One of the most useful applications of avatars is connecting people emotionally and intellectually to each other and to products and services in virtual worlds. Several fashion brands have opened digital stores.For example, Nike built Nikelandthe virtual sportswear space in Roblox’s metaverse, bloomingdale Digitally immersive store opens in virtual world launched by Emperia and Adidas virtual gear, the first digital collection of virtual worlds. These stores allow users to try on virtual apparel, personalize it, and purchase both digital and physical versions. Food and beverage companies can view their entire supply chain as a virtual experience, from raw material origin and harvesting to final product processing and packaging. Imagine an immersive virtual journey through Colombia, where coffee beans go from field to market to roaster to cup. Avatars can interact and listen to employees in the value chain, obtain evidence of sustainable processing through embedded smart contracts, and ultimately click. About “Add to Cart”.

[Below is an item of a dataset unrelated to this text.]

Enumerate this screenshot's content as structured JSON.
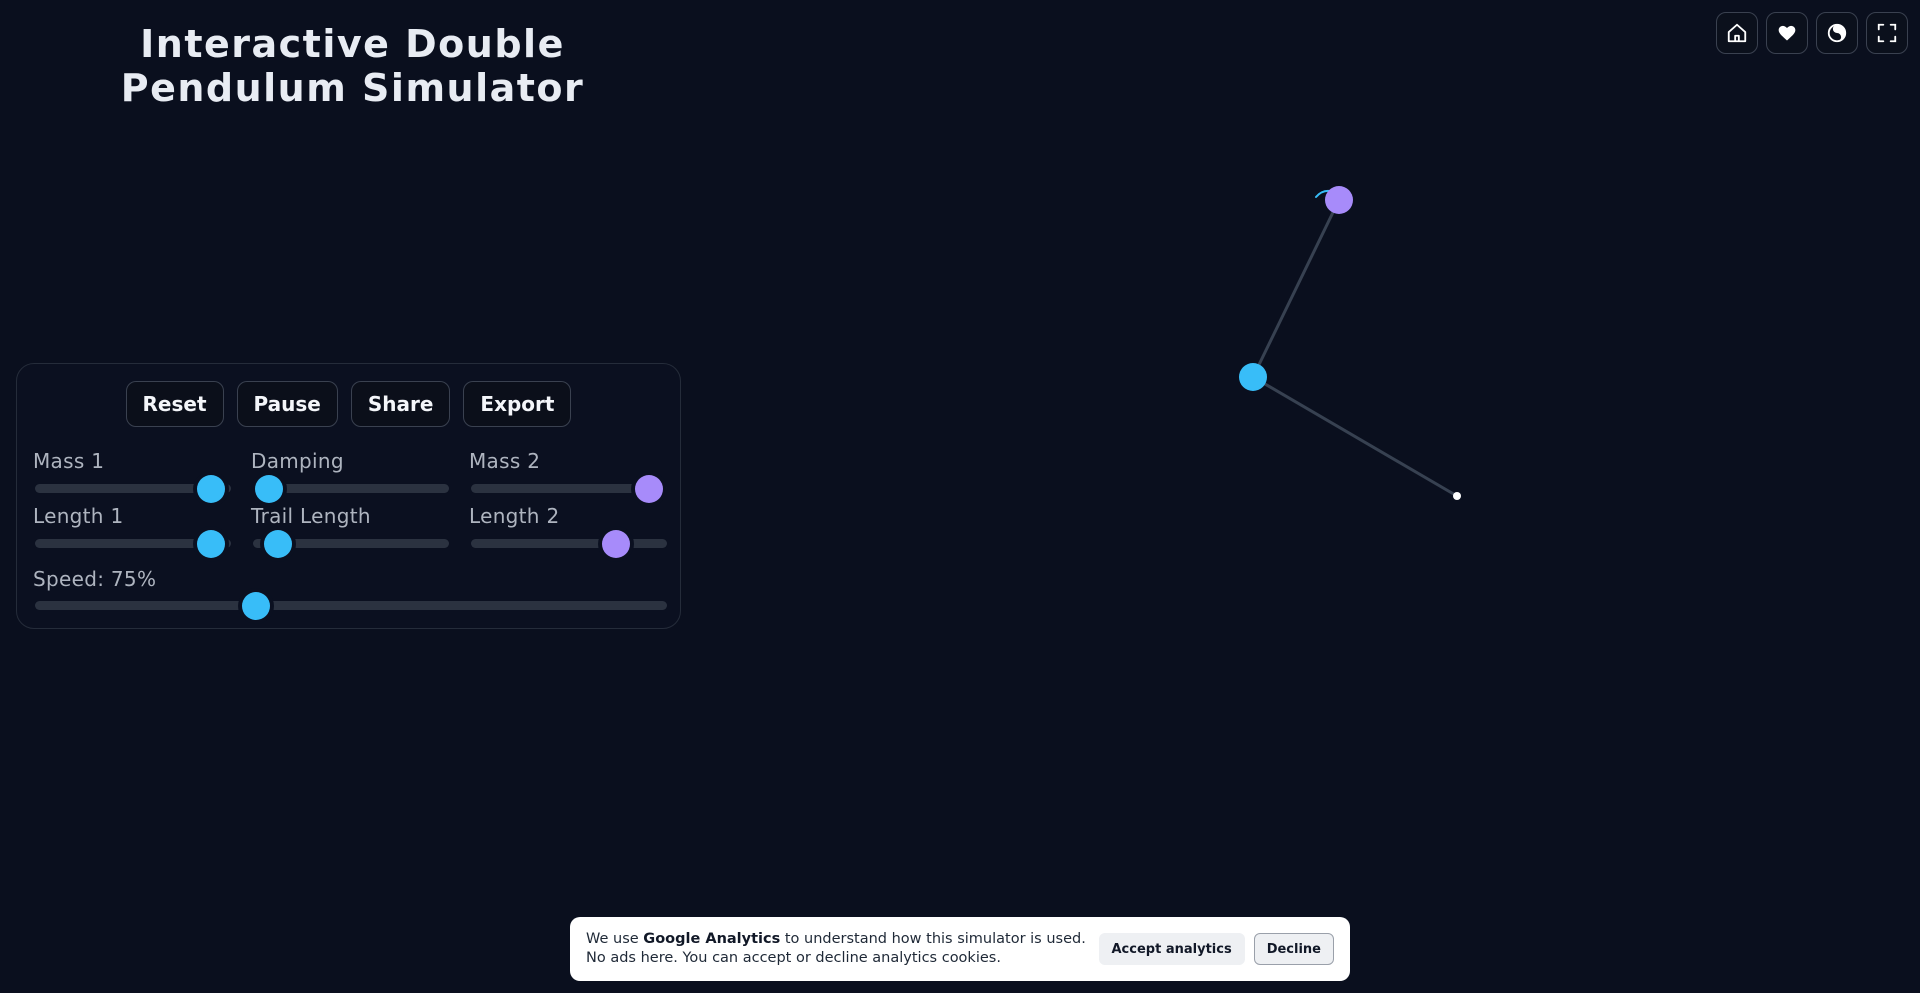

Avatars also enhance the remote worker experience, allowing them to express their identity in the virtual office, interact with their colleagues’ avatars, and feel a greater sense of belonging to the company. The current zoom screen (whether live or static) faced by teammates could become a virtual kitchen with its own virtual water cooler.
Social interaction will see a whole new way of hanging out with friends and meeting new people. For one thing, online dating takes on a whole new meaning, allowing users’ avatars to spend time and get to know strangers virtually while increasing user safety. Communities can interact and exchange ideas about politics, climate change, music, or fashion. This is the dawn of a new wave of globalization.

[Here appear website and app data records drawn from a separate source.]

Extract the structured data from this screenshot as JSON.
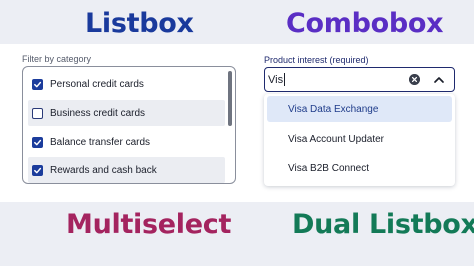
{
  "headings": {
    "listbox": "Listbox",
    "combobox": "Combobox",
    "multiselect": "Multiselect",
    "dual_listbox": "Dual Listbox"
  },
  "listbox": {
    "label": "Filter by category",
    "items": [
      {
        "label": "Personal credit cards",
        "checked": true
      },
      {
        "label": "Business credit cards",
        "checked": false
      },
      {
        "label": "Balance transfer cards",
        "checked": true
      },
      {
        "label": "Rewards and cash back",
        "checked": true
      }
    ]
  },
  "combobox": {
    "label": "Product interest (required)",
    "value": "Vis",
    "options": [
      {
        "label": "Visa Data Exchange",
        "active": true
      },
      {
        "label": "Visa Account Updater",
        "active": false
      },
      {
        "label": "Visa B2B Connect",
        "active": false
      }
    ]
  },
  "colors": {
    "listbox_heading": "#1a3a9c",
    "combobox_heading": "#5a2ec4",
    "multiselect_heading": "#a4245f",
    "dual_listbox_heading": "#137a57",
    "checkbox_checked": "#1b3c9c",
    "option_highlight": "#dfe8f8"
  },
  "icons": {
    "check": "checkmark-icon",
    "clear": "clear-icon",
    "toggle": "chevron-up-icon"
  }
}
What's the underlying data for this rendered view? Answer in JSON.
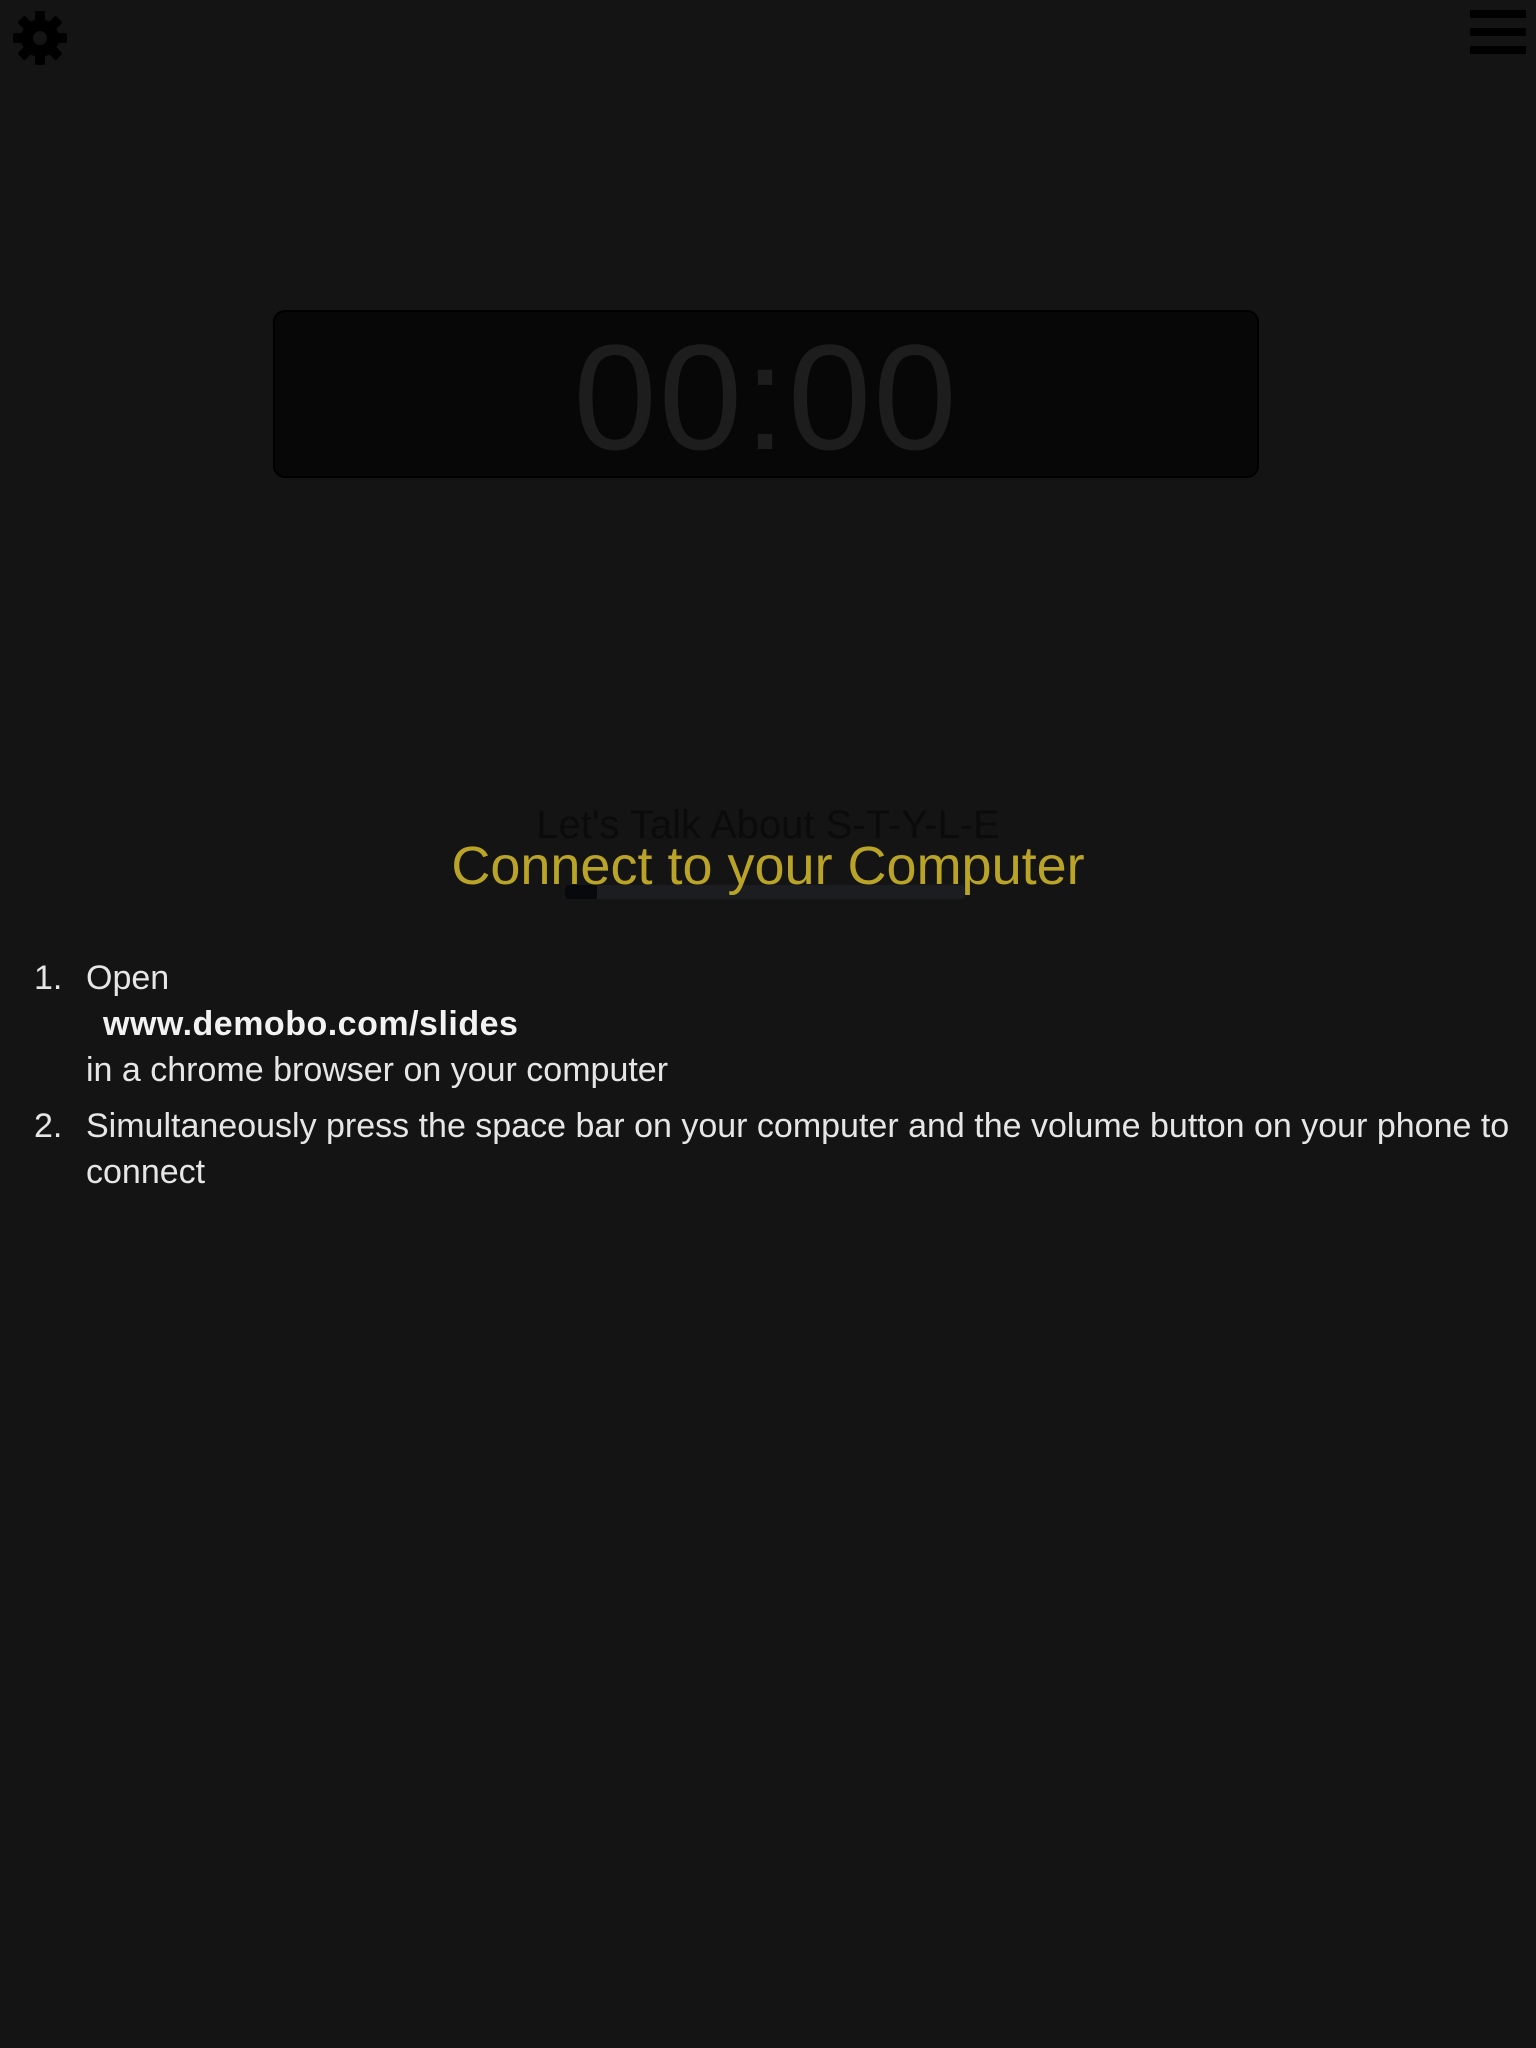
{
  "toolbar": {
    "settings_icon": "gear-icon",
    "menu_icon": "hamburger-menu-icon"
  },
  "timer": {
    "display": "00:00"
  },
  "slide": {
    "title": "Let's Talk About S-T-Y-L-E",
    "progress_fraction": 0.08
  },
  "connect": {
    "heading": "Connect to your Computer",
    "heading_color": "#b9a427",
    "steps": [
      {
        "number": "1.",
        "line1": "Open",
        "url": "www.demobo.com/slides",
        "line2": "in a chrome browser on your computer"
      },
      {
        "number": "2.",
        "text": "Simultaneously press the space bar on your computer and the volume button on your phone to connect"
      }
    ]
  },
  "colors": {
    "background": "#141414",
    "accent": "#b9a427",
    "text": "#e6e6e6"
  }
}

As a final example, in some parts of the world education is inaccessible, very expensive and even prohibited. Virtual worlds can overcome most of these barriers for those with high-speed internet connections. The potential for skill-based, immersive online education is just around the corner.
These examples are indeed utopian. Avatars in virtual worlds could also take a much darker path. Fortunately, Web3 technology allows users to enter and exit dangerous environments anonymously and instantly. The real world and today’s Internet have shadows. The metaverse is no exception.but those people
The next few years will see a rapid acceleration in the adoption and potential of virtual worlds. Experts like Camilla Brossa and her company, who contributed many of the lessons and examples in this article, genieProvides tools for creating avatars.